> [WHAT TO PRODUCE] In the entries below, find the lines that contain the word "model" and copy them.

> [ENTRIES SUPPLIED]

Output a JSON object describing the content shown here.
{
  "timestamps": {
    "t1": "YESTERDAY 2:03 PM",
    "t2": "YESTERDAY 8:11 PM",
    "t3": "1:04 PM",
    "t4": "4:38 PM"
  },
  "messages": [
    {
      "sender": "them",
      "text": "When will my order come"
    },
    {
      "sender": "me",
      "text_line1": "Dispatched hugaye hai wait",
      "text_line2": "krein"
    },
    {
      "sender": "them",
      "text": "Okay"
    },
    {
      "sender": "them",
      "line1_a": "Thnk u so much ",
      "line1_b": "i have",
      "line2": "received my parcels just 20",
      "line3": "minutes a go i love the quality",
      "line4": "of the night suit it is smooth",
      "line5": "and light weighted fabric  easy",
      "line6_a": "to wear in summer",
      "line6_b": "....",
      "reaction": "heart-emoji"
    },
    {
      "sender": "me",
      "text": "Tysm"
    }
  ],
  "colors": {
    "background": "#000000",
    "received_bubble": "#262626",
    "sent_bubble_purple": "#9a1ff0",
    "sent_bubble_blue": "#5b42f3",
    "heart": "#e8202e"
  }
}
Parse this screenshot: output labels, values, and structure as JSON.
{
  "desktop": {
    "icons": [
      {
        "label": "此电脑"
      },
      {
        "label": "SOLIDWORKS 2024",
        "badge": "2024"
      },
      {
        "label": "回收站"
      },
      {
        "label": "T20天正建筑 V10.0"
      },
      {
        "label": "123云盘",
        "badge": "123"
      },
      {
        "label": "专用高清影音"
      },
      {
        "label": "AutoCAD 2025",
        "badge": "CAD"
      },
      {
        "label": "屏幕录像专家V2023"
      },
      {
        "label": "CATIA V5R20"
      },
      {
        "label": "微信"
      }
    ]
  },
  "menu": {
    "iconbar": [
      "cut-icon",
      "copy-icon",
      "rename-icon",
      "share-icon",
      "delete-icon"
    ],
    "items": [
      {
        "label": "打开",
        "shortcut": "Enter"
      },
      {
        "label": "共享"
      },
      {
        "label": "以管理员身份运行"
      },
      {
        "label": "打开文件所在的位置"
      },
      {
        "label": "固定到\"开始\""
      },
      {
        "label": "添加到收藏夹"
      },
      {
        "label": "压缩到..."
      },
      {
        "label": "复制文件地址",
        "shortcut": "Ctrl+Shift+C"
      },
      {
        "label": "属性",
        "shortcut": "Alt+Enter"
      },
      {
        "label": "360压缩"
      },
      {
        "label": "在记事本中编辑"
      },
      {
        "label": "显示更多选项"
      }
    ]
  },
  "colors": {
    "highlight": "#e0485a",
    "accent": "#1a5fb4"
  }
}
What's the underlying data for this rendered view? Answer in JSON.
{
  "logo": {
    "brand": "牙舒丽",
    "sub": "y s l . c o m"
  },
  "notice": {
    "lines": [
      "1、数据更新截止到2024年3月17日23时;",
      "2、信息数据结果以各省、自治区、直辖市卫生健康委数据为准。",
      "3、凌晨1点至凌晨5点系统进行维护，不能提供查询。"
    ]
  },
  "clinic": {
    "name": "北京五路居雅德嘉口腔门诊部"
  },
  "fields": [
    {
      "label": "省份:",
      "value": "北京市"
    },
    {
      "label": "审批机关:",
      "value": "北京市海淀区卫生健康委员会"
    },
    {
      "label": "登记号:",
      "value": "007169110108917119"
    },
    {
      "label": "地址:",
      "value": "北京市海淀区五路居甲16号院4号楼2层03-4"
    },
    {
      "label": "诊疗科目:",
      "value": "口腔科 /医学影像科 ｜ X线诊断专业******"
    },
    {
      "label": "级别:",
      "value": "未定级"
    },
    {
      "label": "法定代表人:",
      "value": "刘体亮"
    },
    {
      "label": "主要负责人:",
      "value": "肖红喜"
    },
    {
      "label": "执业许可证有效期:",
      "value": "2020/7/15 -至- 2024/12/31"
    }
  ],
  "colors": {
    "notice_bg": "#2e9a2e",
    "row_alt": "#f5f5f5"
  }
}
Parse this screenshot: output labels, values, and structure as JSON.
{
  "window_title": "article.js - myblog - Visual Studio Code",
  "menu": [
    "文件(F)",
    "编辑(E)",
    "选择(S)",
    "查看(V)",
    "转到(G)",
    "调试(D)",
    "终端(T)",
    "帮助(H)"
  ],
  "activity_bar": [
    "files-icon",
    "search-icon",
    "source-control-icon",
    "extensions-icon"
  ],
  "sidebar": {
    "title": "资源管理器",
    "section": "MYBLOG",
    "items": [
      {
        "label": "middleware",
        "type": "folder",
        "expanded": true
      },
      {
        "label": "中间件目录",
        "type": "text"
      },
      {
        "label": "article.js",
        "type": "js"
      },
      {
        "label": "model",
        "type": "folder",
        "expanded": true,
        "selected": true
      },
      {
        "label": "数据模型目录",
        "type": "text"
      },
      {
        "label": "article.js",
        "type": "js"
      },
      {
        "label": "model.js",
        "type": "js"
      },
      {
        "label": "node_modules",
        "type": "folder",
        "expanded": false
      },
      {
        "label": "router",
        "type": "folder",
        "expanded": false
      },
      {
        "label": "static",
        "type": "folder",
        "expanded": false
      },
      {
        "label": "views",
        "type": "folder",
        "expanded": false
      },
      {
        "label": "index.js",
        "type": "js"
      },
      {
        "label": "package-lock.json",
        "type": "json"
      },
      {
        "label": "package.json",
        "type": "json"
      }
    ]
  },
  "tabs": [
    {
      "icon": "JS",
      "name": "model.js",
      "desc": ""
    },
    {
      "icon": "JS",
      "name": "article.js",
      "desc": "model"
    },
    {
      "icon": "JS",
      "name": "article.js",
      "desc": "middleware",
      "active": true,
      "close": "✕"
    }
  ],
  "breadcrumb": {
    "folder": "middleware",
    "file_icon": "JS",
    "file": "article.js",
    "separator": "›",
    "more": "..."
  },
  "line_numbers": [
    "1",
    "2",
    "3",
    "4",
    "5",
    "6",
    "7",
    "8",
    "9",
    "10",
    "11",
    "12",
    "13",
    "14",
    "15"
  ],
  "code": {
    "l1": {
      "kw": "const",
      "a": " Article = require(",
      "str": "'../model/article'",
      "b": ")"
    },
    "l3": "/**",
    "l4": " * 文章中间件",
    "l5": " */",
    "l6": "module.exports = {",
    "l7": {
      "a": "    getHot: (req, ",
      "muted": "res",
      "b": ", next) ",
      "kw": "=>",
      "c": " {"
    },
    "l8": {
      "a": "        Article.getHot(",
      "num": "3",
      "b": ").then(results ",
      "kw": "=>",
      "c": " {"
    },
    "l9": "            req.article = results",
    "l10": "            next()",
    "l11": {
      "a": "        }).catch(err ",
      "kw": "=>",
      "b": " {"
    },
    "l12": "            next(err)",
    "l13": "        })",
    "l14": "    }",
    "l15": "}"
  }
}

> [YOUR SOLUTION]
        "label": "model",
        "label": "model.js",
      "name": "model.js",
      "desc": "model"
      "str": "'../model/article'",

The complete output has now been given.